Reconstruction of Sixth Avenue was the main concern voiced by residents of the downtown and Marwell area at a town hall meeting at Shipyards Park April 12.
The project, which includes replacing the roadbed and underground utility lines, plus improvements to pedestrian and cycling infrastructure, will not go ahead this year.
“The reconstruction on Sixth Avenue is definitely not going ahead this summer … we hit a glitch,” said Coun. Roslyn Woodcock.
“Contractors made errors in their tender but all the contractors got to see each other’s numbers,” said Coun. Dan Boyd. “So we have to put (the project) off for another year.”
A “tiny portion” of Sixth Avenue will be redone this year, however, said Mayor Dan Curtis.
Approximately $6 million has been set aside for repairs and upgrades in that area of downtown, including Wheeler and Alexander streets, he said.
“A lot of really good stuff is happening,” Curtis said. “A little bit of pain and suffering, but it’s worth it.”
Bylaw enforcement, particularly regarding snow machines and all-terrain vehicles, as well as vandalism along the trails were other big issues. Many residents in attendance said they felt bylaw officers were not always available to address complaints.
The bylaw officers people see ticketing vehicles are not the same as the officers who respond to other infractions, Curtis said. The city has three enforcement officers, he said, who are ex-RCMP and are trained to deal with the potential conflicts that arise during bylaw enforcement.

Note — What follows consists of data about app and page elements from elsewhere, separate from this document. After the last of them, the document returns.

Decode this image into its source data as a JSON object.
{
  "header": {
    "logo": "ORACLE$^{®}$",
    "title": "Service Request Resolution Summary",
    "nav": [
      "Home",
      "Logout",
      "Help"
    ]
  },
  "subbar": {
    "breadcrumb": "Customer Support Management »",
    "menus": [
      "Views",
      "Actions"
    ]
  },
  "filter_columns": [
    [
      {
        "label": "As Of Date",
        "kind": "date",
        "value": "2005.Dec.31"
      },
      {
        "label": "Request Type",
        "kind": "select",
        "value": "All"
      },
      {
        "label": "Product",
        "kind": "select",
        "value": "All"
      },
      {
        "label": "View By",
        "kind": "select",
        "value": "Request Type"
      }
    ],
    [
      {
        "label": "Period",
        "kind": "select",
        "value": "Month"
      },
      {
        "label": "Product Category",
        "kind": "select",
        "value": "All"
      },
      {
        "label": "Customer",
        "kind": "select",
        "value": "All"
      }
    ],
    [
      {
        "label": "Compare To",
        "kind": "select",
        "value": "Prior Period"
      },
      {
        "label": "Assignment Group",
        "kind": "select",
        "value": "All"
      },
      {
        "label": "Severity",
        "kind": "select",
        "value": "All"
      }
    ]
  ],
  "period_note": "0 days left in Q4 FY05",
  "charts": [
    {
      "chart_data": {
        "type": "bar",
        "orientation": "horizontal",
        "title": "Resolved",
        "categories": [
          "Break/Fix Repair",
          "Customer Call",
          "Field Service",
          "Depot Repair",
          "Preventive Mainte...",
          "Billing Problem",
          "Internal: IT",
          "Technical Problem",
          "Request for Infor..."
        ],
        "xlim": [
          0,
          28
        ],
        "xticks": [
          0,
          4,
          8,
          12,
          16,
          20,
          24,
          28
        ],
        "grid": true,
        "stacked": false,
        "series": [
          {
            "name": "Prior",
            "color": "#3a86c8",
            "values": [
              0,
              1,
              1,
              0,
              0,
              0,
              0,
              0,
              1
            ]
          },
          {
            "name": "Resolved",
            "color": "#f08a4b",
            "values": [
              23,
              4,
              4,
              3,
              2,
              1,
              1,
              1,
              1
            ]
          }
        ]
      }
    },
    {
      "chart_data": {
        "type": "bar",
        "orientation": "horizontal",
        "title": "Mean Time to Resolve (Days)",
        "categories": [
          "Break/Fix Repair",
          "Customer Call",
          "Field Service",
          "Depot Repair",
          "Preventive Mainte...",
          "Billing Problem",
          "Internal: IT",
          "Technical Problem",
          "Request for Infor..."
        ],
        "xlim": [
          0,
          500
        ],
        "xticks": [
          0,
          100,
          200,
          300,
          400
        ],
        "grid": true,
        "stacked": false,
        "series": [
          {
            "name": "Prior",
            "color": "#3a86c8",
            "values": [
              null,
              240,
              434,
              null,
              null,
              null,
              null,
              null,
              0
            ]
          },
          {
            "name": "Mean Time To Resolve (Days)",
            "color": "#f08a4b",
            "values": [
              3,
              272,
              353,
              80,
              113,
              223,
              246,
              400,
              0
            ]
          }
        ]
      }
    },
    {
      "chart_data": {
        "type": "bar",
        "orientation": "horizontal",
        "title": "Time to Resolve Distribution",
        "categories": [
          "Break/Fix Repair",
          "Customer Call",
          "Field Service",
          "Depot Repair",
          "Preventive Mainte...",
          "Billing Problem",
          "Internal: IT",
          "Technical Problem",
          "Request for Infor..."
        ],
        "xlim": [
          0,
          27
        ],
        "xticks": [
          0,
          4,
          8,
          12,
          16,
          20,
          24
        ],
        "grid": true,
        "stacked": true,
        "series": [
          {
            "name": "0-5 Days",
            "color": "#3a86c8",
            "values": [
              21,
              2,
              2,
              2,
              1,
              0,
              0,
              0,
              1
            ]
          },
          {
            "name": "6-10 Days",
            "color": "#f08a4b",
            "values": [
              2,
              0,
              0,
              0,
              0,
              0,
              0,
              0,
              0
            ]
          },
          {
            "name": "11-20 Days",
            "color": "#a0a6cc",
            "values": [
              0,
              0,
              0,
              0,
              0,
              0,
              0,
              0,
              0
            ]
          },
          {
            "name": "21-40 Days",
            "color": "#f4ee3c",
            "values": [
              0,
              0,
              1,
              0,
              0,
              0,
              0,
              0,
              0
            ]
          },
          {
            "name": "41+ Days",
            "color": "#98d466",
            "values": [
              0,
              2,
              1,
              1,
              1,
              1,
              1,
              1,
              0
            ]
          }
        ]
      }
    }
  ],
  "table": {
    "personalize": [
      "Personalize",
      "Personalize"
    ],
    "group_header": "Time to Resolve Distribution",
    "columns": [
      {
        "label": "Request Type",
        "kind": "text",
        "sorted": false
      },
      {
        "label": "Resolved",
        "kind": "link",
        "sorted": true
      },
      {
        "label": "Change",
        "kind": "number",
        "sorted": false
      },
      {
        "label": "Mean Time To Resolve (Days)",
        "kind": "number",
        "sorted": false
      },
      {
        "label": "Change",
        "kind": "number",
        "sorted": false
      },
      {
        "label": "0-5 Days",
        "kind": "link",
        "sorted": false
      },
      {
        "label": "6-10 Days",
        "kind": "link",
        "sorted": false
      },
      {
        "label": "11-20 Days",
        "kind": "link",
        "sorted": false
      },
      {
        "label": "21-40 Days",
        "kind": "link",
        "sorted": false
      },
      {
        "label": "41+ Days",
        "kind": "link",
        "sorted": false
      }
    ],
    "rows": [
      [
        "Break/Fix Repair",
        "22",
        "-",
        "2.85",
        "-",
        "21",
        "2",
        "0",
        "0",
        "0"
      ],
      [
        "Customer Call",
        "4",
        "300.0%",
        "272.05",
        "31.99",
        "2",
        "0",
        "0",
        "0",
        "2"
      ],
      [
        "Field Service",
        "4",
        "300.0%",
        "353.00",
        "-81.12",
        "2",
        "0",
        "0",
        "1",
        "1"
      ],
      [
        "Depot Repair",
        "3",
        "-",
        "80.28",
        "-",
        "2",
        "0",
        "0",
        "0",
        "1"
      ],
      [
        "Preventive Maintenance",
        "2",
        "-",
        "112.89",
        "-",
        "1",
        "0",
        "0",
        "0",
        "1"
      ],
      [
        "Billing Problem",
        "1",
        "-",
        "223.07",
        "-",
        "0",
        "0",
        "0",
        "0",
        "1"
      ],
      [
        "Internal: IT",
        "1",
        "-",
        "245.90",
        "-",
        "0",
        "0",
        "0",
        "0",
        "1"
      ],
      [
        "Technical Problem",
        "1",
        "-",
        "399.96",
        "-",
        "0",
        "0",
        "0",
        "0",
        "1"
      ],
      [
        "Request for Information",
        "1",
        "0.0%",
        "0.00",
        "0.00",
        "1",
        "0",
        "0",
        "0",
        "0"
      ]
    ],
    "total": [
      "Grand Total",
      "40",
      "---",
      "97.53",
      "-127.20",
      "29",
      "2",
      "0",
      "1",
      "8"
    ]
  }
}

“There seems to be a misconception that we have an army of bylaw officers,” Curtis said.
Bylaw has 2,000 open complaint files at any time, he said.
Cyclist etiquette was another issue concern — also a bylaw issue — particularly regarding pedestrian safety.
“There is no such thing as absolute enforcement (of bylaws),” said Boyd.
Panhandling in the Main Street area was also a concern for residents. One person in particular complained she had been interrupted during a conversation with her boss “twice” by “aggressive panhandlers” asking for money.
“As a whole, we are hearing concerns about aggressive panhandling, more so than in years before,” Boyd said. “We’re cognizant of it.”
Curtis said the city has been working with “vulnerable people” over the last four and a half years.
“It’s been documented that if we can find people who need a home a home we will save money,” he said. “I don’t think we will get anywhere by fining people who don’t have money to eat…. We won’t succeed by giving people fines or putting them in jail but by finding them affordable housing.”
There is no bylaw regarding panhandling in Whitehorse, Curtis said.